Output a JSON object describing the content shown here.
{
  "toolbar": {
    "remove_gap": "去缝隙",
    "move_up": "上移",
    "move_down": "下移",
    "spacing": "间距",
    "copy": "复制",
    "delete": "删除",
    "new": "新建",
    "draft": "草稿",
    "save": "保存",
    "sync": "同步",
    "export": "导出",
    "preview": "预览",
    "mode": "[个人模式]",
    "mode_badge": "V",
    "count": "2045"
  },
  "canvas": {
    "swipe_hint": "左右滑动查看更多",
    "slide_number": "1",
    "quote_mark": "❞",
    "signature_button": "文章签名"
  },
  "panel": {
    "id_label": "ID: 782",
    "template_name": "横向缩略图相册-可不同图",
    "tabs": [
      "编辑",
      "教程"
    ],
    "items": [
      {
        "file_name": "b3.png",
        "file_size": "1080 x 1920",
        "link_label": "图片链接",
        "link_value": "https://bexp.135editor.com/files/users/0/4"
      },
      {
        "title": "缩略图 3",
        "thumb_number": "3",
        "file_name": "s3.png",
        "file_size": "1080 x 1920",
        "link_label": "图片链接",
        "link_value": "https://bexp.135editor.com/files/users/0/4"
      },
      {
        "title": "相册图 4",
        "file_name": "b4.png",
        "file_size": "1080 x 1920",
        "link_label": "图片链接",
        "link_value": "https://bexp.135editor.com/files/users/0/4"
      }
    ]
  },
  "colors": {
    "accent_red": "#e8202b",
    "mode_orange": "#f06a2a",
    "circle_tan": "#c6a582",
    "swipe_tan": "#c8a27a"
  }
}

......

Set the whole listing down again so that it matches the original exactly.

Output a JSON object describing the content shown here.
{
  "toolbar": {
    "remove_gap": "去缝隙",
    "move_up": "上移",
    "move_down": "下移",
    "spacing": "间距",
    "copy": "复制",
    "delete": "删除",
    "new": "新建",
    "draft": "草稿",
    "save": "保存",
    "sync": "同步",
    "export": "导出",
    "preview": "预览",
    "mode": "[个人模式]",
    "mode_badge": "V",
    "count": "2045"
  },
  "canvas": {
    "swipe_hint": "左右滑动查看更多",
    "slide_number": "1",
    "quote_mark": "❞",
    "signature_button": "文章签名"
  },
  "panel": {
    "id_label": "ID: 782",
    "template_name": "横向缩略图相册-可不同图",
    "tabs": [
      "编辑",
      "教程"
    ],
    "items": [
      {
        "file_name": "b3.png",
        "file_size": "1080 x 1920",
        "link_label": "图片链接",
        "link_value": "https://bexp.135editor.com/files/users/0/4"
      },
      {
        "title": "缩略图 3",
        "thumb_number": "3",
        "file_name": "s3.png",
        "file_size": "1080 x 1920",
        "link_label": "图片链接",
        "link_value": "https://bexp.135editor.com/files/users/0/4"
      },
      {
        "title": "相册图 4",
        "file_name": "b4.png",
        "file_size": "1080 x 1920",
        "link_label": "图片链接",
        "link_value": "https://bexp.135editor.com/files/users/0/4"
      }
    ]
  },
  "colors": {
    "accent_red": "#e8202b",
    "mode_orange": "#f06a2a",
    "circle_tan": "#c6a582",
    "swipe_tan": "#c8a27a"
  }
}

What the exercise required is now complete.